> YOUR OBJECTIVE
Word for word, reproduce the listing that follows, excluding any pictures it contains.

> DATASET RECORDS
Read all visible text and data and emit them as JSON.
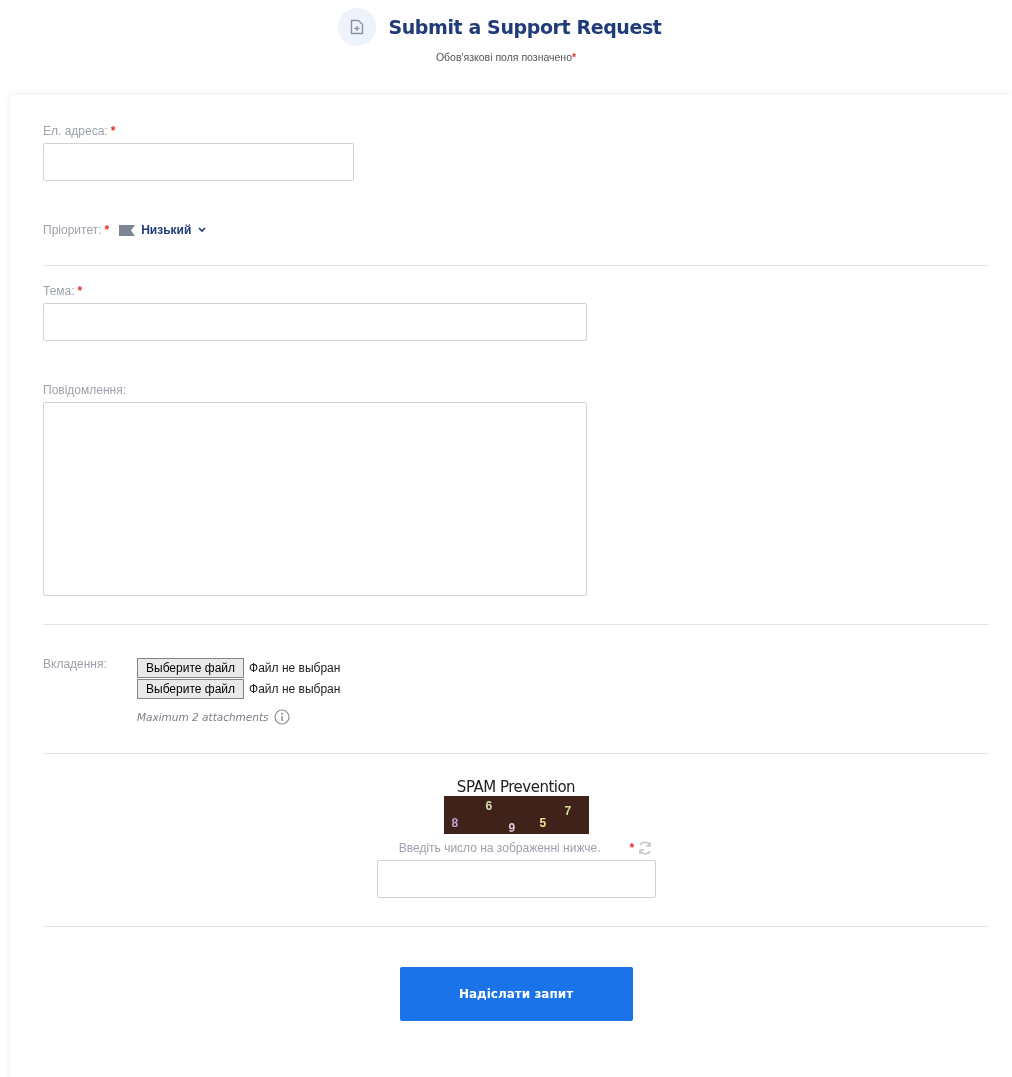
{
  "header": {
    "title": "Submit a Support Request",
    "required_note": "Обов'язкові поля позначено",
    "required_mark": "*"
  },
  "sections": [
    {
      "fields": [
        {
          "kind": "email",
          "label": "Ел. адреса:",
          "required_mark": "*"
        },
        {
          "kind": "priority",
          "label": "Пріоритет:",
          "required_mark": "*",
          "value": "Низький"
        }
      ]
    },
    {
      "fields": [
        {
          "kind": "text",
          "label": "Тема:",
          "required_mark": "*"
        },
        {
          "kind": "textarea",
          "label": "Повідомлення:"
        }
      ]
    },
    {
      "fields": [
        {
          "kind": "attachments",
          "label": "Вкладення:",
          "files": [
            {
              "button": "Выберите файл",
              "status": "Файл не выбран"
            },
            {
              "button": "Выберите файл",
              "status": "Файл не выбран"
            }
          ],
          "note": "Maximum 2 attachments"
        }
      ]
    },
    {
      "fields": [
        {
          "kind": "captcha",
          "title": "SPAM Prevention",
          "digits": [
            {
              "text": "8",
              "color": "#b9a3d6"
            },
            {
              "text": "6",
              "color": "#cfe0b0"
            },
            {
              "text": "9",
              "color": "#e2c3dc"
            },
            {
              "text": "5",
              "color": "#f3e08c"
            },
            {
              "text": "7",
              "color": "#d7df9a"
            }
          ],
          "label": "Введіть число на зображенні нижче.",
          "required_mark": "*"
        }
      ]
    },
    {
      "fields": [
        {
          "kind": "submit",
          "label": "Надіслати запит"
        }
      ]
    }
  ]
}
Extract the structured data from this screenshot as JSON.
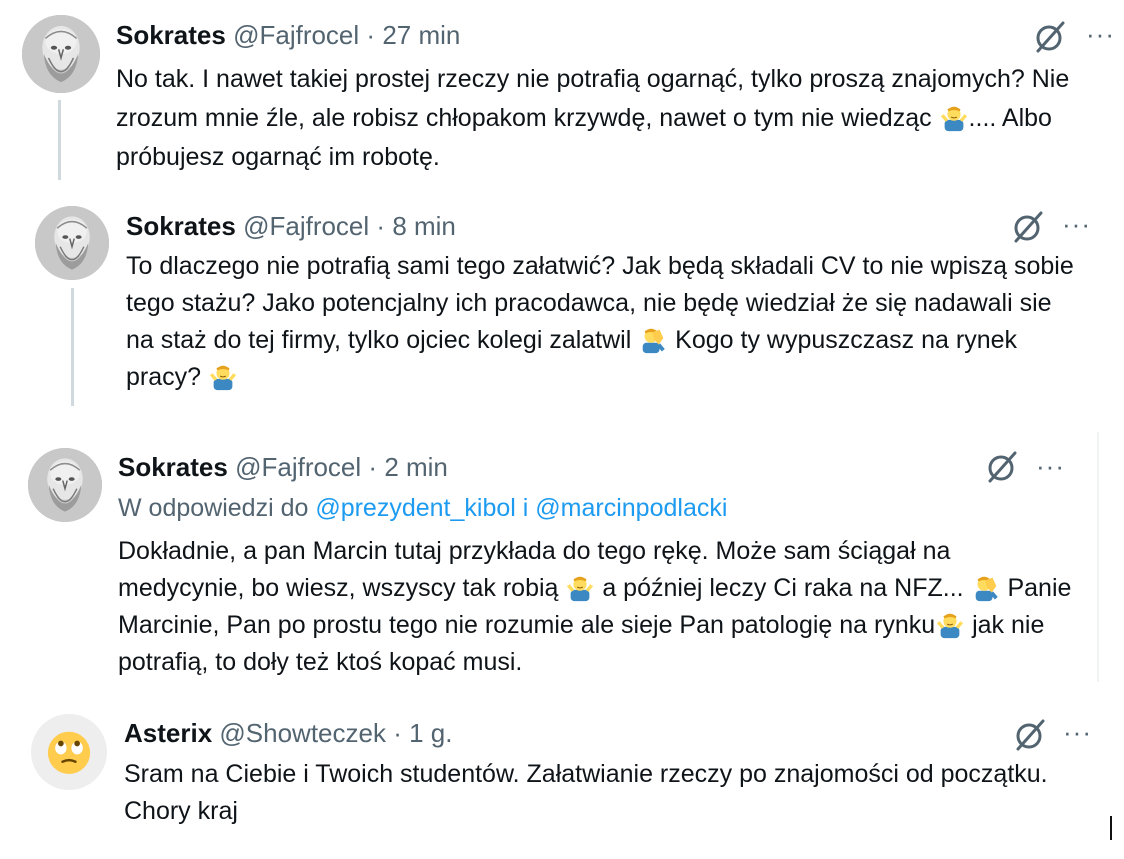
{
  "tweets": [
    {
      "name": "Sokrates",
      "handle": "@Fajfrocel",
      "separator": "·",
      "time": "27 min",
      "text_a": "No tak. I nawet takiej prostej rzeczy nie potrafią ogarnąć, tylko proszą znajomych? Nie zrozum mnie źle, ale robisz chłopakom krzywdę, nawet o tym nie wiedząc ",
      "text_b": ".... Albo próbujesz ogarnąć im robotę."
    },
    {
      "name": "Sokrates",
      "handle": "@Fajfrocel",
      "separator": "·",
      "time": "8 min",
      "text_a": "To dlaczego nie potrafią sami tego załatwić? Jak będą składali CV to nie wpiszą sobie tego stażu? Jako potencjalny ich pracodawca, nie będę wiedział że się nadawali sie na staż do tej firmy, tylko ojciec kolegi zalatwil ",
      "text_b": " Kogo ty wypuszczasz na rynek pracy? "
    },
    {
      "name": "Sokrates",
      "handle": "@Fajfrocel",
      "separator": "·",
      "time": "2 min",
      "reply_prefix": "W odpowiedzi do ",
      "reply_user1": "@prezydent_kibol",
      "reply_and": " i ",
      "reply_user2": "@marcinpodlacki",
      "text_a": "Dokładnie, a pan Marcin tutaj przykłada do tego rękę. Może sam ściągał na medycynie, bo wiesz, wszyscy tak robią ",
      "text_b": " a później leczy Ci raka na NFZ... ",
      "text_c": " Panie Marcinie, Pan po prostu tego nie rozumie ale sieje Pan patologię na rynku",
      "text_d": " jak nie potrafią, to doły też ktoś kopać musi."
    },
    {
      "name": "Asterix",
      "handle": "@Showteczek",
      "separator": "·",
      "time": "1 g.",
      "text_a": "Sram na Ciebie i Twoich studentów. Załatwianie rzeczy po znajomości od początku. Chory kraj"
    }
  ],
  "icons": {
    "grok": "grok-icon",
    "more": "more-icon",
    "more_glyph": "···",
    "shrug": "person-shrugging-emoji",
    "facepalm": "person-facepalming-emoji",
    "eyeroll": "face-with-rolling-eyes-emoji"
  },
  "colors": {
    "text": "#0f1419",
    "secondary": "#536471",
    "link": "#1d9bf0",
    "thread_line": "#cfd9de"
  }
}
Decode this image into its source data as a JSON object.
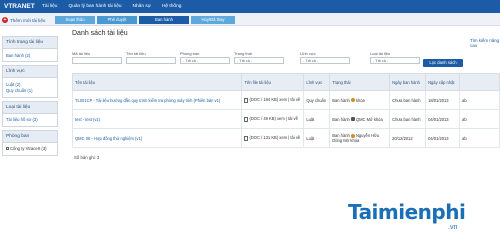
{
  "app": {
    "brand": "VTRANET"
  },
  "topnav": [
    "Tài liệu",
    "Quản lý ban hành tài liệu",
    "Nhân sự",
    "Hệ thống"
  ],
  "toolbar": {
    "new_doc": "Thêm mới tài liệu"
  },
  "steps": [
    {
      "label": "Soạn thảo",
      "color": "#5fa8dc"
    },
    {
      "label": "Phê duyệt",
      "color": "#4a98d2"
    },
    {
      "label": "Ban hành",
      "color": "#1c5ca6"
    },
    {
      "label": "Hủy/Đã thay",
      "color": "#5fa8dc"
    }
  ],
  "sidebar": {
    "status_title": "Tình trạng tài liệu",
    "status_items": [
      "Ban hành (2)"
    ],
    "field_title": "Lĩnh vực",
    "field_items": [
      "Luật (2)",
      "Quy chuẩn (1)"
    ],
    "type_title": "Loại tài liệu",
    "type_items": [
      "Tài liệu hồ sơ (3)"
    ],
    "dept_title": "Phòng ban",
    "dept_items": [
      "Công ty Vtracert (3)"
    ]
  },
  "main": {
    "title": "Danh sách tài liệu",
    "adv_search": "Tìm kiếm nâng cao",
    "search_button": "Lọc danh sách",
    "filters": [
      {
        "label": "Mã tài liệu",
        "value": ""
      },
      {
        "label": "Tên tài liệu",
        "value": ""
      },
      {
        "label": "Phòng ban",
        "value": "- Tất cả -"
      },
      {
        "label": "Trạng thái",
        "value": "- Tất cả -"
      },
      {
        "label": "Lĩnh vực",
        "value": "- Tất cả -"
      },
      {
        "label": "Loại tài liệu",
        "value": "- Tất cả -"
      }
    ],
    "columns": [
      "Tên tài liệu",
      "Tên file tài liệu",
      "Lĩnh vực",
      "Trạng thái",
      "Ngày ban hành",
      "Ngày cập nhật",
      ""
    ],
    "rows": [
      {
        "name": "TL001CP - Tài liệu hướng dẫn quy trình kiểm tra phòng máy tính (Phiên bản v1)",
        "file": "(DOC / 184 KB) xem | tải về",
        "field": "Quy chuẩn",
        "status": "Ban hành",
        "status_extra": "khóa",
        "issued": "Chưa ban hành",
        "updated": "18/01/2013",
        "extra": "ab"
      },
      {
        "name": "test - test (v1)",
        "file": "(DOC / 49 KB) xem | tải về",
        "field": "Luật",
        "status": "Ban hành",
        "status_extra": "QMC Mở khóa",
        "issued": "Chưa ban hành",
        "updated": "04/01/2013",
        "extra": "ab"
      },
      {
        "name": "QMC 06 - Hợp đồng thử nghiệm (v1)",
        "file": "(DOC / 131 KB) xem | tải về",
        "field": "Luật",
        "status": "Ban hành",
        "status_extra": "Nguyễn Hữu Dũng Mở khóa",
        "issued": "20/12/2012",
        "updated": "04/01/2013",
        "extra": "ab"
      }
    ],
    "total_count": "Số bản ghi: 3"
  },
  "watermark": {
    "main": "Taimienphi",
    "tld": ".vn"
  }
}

> TASK RESPONSE
Read all visible text and data and emit them as JSON.
{
  "header": {
    "title": "Submit a Support Request",
    "required_note": "Обов'язкові поля позначено",
    "required_mark": "*"
  },
  "sections": [
    {
      "fields": [
        {
          "kind": "email",
          "label": "Ел. адреса:",
          "required_mark": "*"
        },
        {
          "kind": "priority",
          "label": "Пріоритет:",
          "required_mark": "*",
          "value": "Низький"
        }
      ]
    },
    {
      "fields": [
        {
          "kind": "text",
          "label": "Тема:",
          "required_mark": "*"
        },
        {
          "kind": "textarea",
          "label": "Повідомлення:"
        }
      ]
    },
    {
      "fields": [
        {
          "kind": "attachments",
          "label": "Вкладення:",
          "files": [
            {
              "button": "Выберите файл",
              "status": "Файл не выбран"
            },
            {
              "button": "Выберите файл",
              "status": "Файл не выбран"
            }
          ],
          "note": "Maximum 2 attachments"
        }
      ]
    },
    {
      "fields": [
        {
          "kind": "captcha",
          "title": "SPAM Prevention",
          "digits": [
            {
              "text": "8",
              "color": "#b9a3d6"
            },
            {
              "text": "6",
              "color": "#cfe0b0"
            },
            {
              "text": "9",
              "color": "#e2c3dc"
            },
            {
              "text": "5",
              "color": "#f3e08c"
            },
            {
              "text": "7",
              "color": "#d7df9a"
            }
          ],
          "label": "Введіть число на зображенні нижче.",
          "required_mark": "*"
        }
      ]
    },
    {
      "fields": [
        {
          "kind": "submit",
          "label": "Надіслати запит"
        }
      ]
    }
  ]
}
Extract the structured data from this screenshot as JSON.
{
  "tweets": [
    {
      "name": "Sokrates",
      "handle": "@Fajfrocel",
      "separator": "·",
      "time": "27 min",
      "text_a": "No tak. I nawet takiej prostej rzeczy nie potrafią ogarnąć, tylko proszą znajomych? Nie zrozum mnie źle, ale robisz chłopakom krzywdę, nawet o tym nie wiedząc ",
      "text_b": ".... Albo próbujesz ogarnąć im robotę."
    },
    {
      "name": "Sokrates",
      "handle": "@Fajfrocel",
      "separator": "·",
      "time": "8 min",
      "text_a": "To dlaczego nie potrafią sami tego załatwić? Jak będą składali CV to nie wpiszą sobie tego stażu? Jako potencjalny ich pracodawca, nie będę wiedział że się nadawali sie na staż do tej firmy, tylko ojciec kolegi zalatwil ",
      "text_b": " Kogo ty wypuszczasz na rynek pracy? "
    },
    {
      "name": "Sokrates",
      "handle": "@Fajfrocel",
      "separator": "·",
      "time": "2 min",
      "reply_prefix": "W odpowiedzi do ",
      "reply_user1": "@prezydent_kibol",
      "reply_and": " i ",
      "reply_user2": "@marcinpodlacki",
      "text_a": "Dokładnie, a pan Marcin tutaj przykłada do tego rękę. Może sam ściągał na medycynie, bo wiesz, wszyscy tak robią ",
      "text_b": " a później leczy Ci raka na NFZ... ",
      "text_c": " Panie Marcinie, Pan po prostu tego nie rozumie ale sieje Pan patologię na rynku",
      "text_d": " jak nie potrafią, to doły też ktoś kopać musi."
    },
    {
      "name": "Asterix",
      "handle": "@Showteczek",
      "separator": "·",
      "time": "1 g.",
      "text_a": "Sram na Ciebie i Twoich studentów. Załatwianie rzeczy po znajomości od początku. Chory kraj"
    }
  ],
  "icons": {
    "grok": "grok-icon",
    "more": "more-icon",
    "more_glyph": "···",
    "shrug": "person-shrugging-emoji",
    "facepalm": "person-facepalming-emoji",
    "eyeroll": "face-with-rolling-eyes-emoji"
  },
  "colors": {
    "text": "#0f1419",
    "secondary": "#536471",
    "link": "#1d9bf0",
    "thread_line": "#cfd9de"
  }
}
Decode this image into its source data as a JSON object.
{
  "app": {
    "brand": "VTRANET"
  },
  "topnav": [
    "Tài liệu",
    "Quản lý ban hành tài liệu",
    "Nhân sự",
    "Hệ thống"
  ],
  "toolbar": {
    "new_doc": "Thêm mới tài liệu"
  },
  "steps": [
    {
      "label": "Soạn thảo",
      "color": "#5fa8dc"
    },
    {
      "label": "Phê duyệt",
      "color": "#4a98d2"
    },
    {
      "label": "Ban hành",
      "color": "#1c5ca6"
    },
    {
      "label": "Hủy/Đã thay",
      "color": "#5fa8dc"
    }
  ],
  "sidebar": {
    "status_title": "Tình trạng tài liệu",
    "status_items": [
      "Ban hành (2)"
    ],
    "field_title": "Lĩnh vực",
    "field_items": [
      "Luật (2)",
      "Quy chuẩn (1)"
    ],
    "type_title": "Loại tài liệu",
    "type_items": [
      "Tài liệu hồ sơ (3)"
    ],
    "dept_title": "Phòng ban",
    "dept_items": [
      "Công ty Vtracert (3)"
    ]
  },
  "main": {
    "title": "Danh sách tài liệu",
    "adv_search": "Tìm kiếm nâng cao",
    "search_button": "Lọc danh sách",
    "filters": [
      {
        "label": "Mã tài liệu",
        "value": ""
      },
      {
        "label": "Tên tài liệu",
        "value": ""
      },
      {
        "label": "Phòng ban",
        "value": "- Tất cả -"
      },
      {
        "label": "Trạng thái",
        "value": "- Tất cả -"
      },
      {
        "label": "Lĩnh vực",
        "value": "- Tất cả -"
      },
      {
        "label": "Loại tài liệu",
        "value": "- Tất cả -"
      }
    ],
    "columns": [
      "Tên tài liệu",
      "Tên file tài liệu",
      "Lĩnh vực",
      "Trạng thái",
      "Ngày ban hành",
      "Ngày cập nhật",
      ""
    ],
    "rows": [
      {
        "name": "TL001CP - Tài liệu hướng dẫn quy trình kiểm tra phòng máy tính (Phiên bản v1)",
        "file": "(DOC / 184 KB) xem | tải về",
        "field": "Quy chuẩn",
        "status": "Ban hành",
        "status_extra": "khóa",
        "issued": "Chưa ban hành",
        "updated": "18/01/2013",
        "extra": "ab"
      },
      {
        "name": "test - test (v1)",
        "file": "(DOC / 49 KB) xem | tải về",
        "field": "Luật",
        "status": "Ban hành",
        "status_extra": "QMC Mở khóa",
        "issued": "Chưa ban hành",
        "updated": "04/01/2013",
        "extra": "ab"
      },
      {
        "name": "QMC 06 - Hợp đồng thử nghiệm (v1)",
        "file": "(DOC / 131 KB) xem | tải về",
        "field": "Luật",
        "status": "Ban hành",
        "status_extra": "Nguyễn Hữu Dũng Mở khóa",
        "issued": "20/12/2012",
        "updated": "04/01/2013",
        "extra": "ab"
      }
    ],
    "total_count": "Số bản ghi: 3"
  },
  "watermark": {
    "main": "Taimienphi",
    "tld": ".vn"
  }
}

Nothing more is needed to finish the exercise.